● What needs to be done
Your answer should be one number: how many lines below have the word "Добавить".

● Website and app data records
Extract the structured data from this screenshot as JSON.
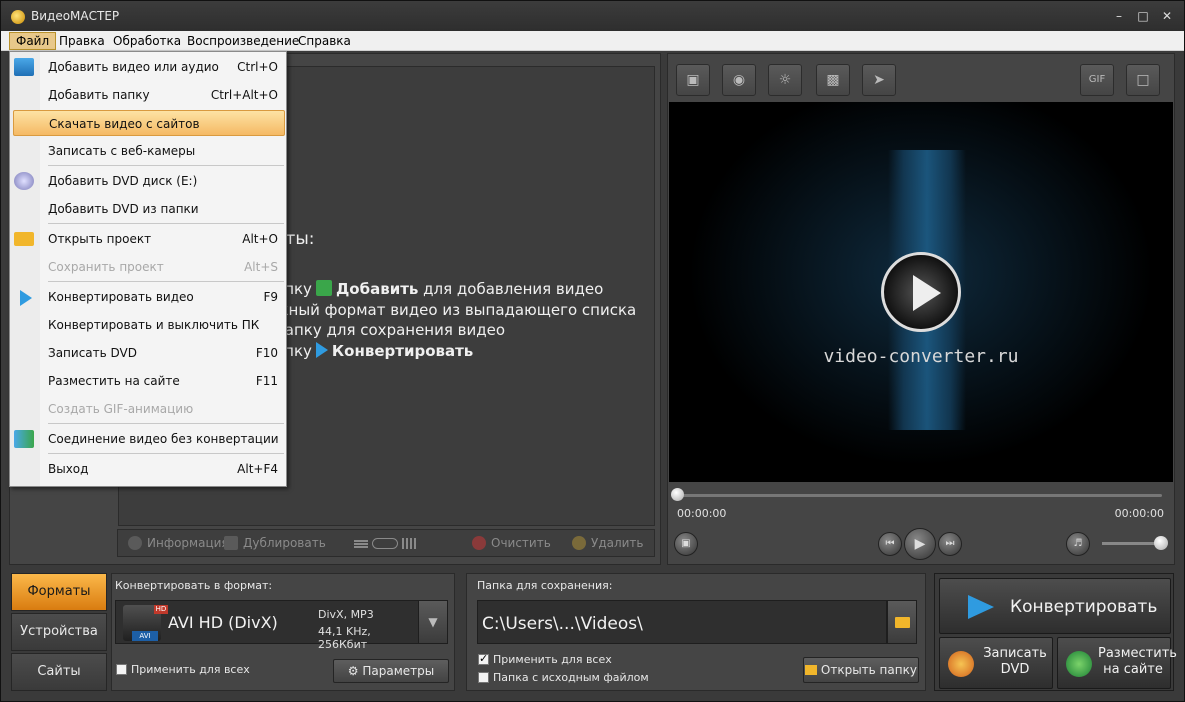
{
  "window": {
    "title": "ВидеоМАСТЕР"
  },
  "menubar": [
    "Файл",
    "Правка",
    "Обработка",
    "Воспроизведение",
    "Справка"
  ],
  "file_menu": [
    {
      "label": "Добавить видео или аудио",
      "shortcut": "Ctrl+O",
      "icon": "add-video-icon",
      "state": "normal"
    },
    {
      "label": "Добавить папку",
      "shortcut": "Ctrl+Alt+O",
      "icon": "",
      "state": "normal"
    },
    {
      "label": "Скачать видео с сайтов",
      "shortcut": "",
      "icon": "",
      "state": "highlighted"
    },
    {
      "label": "Записать с веб-камеры",
      "shortcut": "",
      "icon": "",
      "state": "normal"
    },
    {
      "label": "Добавить DVD диск (E:)",
      "shortcut": "",
      "icon": "dvd-disc-icon",
      "state": "normal"
    },
    {
      "label": "Добавить DVD из папки",
      "shortcut": "",
      "icon": "",
      "state": "normal"
    },
    {
      "label": "Открыть проект",
      "shortcut": "Alt+O",
      "icon": "folder-open-icon",
      "state": "normal"
    },
    {
      "label": "Сохранить проект",
      "shortcut": "Alt+S",
      "icon": "",
      "state": "disabled"
    },
    {
      "label": "Конвертировать видео",
      "shortcut": "F9",
      "icon": "convert-arrow-icon",
      "state": "normal"
    },
    {
      "label": "Конвертировать и выключить ПК",
      "shortcut": "",
      "icon": "",
      "state": "normal"
    },
    {
      "label": "Записать DVD",
      "shortcut": "F10",
      "icon": "",
      "state": "normal"
    },
    {
      "label": "Разместить на сайте",
      "shortcut": "F11",
      "icon": "",
      "state": "normal"
    },
    {
      "label": "Создать GIF-анимацию",
      "shortcut": "",
      "icon": "",
      "state": "disabled"
    },
    {
      "label": "Соединение видео без конвертации",
      "shortcut": "",
      "icon": "join-video-icon",
      "state": "normal"
    },
    {
      "label": "Выход",
      "shortcut": "Alt+F4",
      "icon": "",
      "state": "normal"
    }
  ],
  "help": {
    "title_fragment": "аты:",
    "line1_a": "апку",
    "line1_bold": "Добавить",
    "line1_b": "для добавления видео",
    "line2": "жный формат видео из выпадающего списка",
    "line3": "папку для сохранения видео",
    "line4_a": "опку",
    "line4_bold": "Конвертировать"
  },
  "bottom_toolbar": {
    "info": "Информация",
    "duplicate": "Дублировать",
    "clear": "Очистить",
    "delete": "Удалить"
  },
  "preview": {
    "brand": "video-converter.ru",
    "time_current": "00:00:00",
    "time_total": "00:00:00",
    "gif_label": "GIF",
    "seek_progress": 0,
    "volume_level": 1.0
  },
  "side_tabs": [
    "Форматы",
    "Устройства",
    "Сайты"
  ],
  "format": {
    "panel_label": "Конвертировать в формат:",
    "name": "AVI HD (DivX)",
    "spec1": "DivX, MP3",
    "spec2": "44,1 KHz, 256Кбит",
    "hd_badge": "HD",
    "avi_badge": "AVI",
    "apply_all": "Применить для всех",
    "params_button": "Параметры"
  },
  "save": {
    "panel_label": "Папка для сохранения:",
    "path": "C:\\Users\\...\\Videos\\",
    "apply_all": "Применить для всех",
    "source_folder": "Папка с исходным файлом",
    "open_folder_button": "Открыть папку"
  },
  "actions": {
    "convert": "Конвертировать",
    "burn_dvd": "Записать DVD",
    "publish": "Разместить на сайте"
  },
  "colors": {
    "accent_orange": "#f5a623",
    "menu_highlight": "#f5b964",
    "convert_blue": "#2f9be0"
  }
}
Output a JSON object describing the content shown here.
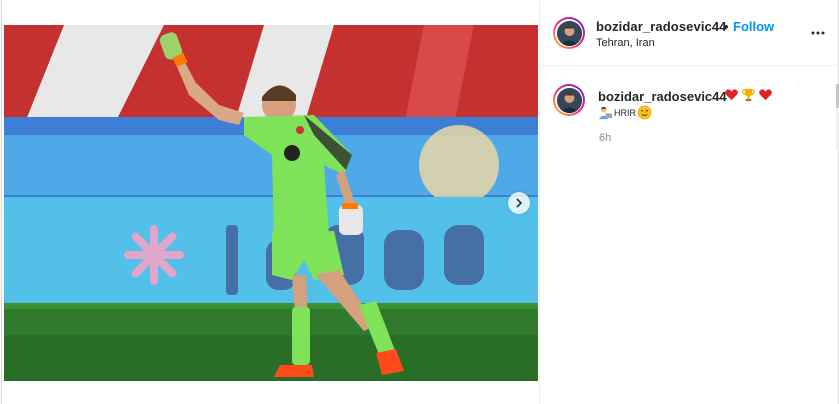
{
  "post": {
    "author": {
      "username": "bozidar_radosevic44",
      "separator": "•",
      "follow_label": "Follow",
      "location": "Tehran, Iran"
    },
    "menu_icon": "more-horizontal-icon",
    "photo": {
      "description_icon": "goalkeeper-photo",
      "next_icon": "chevron-right-icon",
      "carousel_count": 2,
      "carousel_active": 0
    },
    "caption": {
      "username": "bozidar_radosevic44",
      "emojis": [
        "red-heart-icon",
        "trophy-icon",
        "red-heart-icon"
      ],
      "text": "HRIR",
      "leading_emoji": "person-with-laptop-icon",
      "trailing_emoji": "winking-face-icon",
      "time": "6h"
    }
  },
  "colors": {
    "link": "#0095f6",
    "text": "#262626",
    "muted": "#8e8e8e",
    "jersey": "#7fe35a",
    "sky_banner": "#3fa9e6",
    "pitch": "#2f7a2c"
  }
}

● Result of this task
5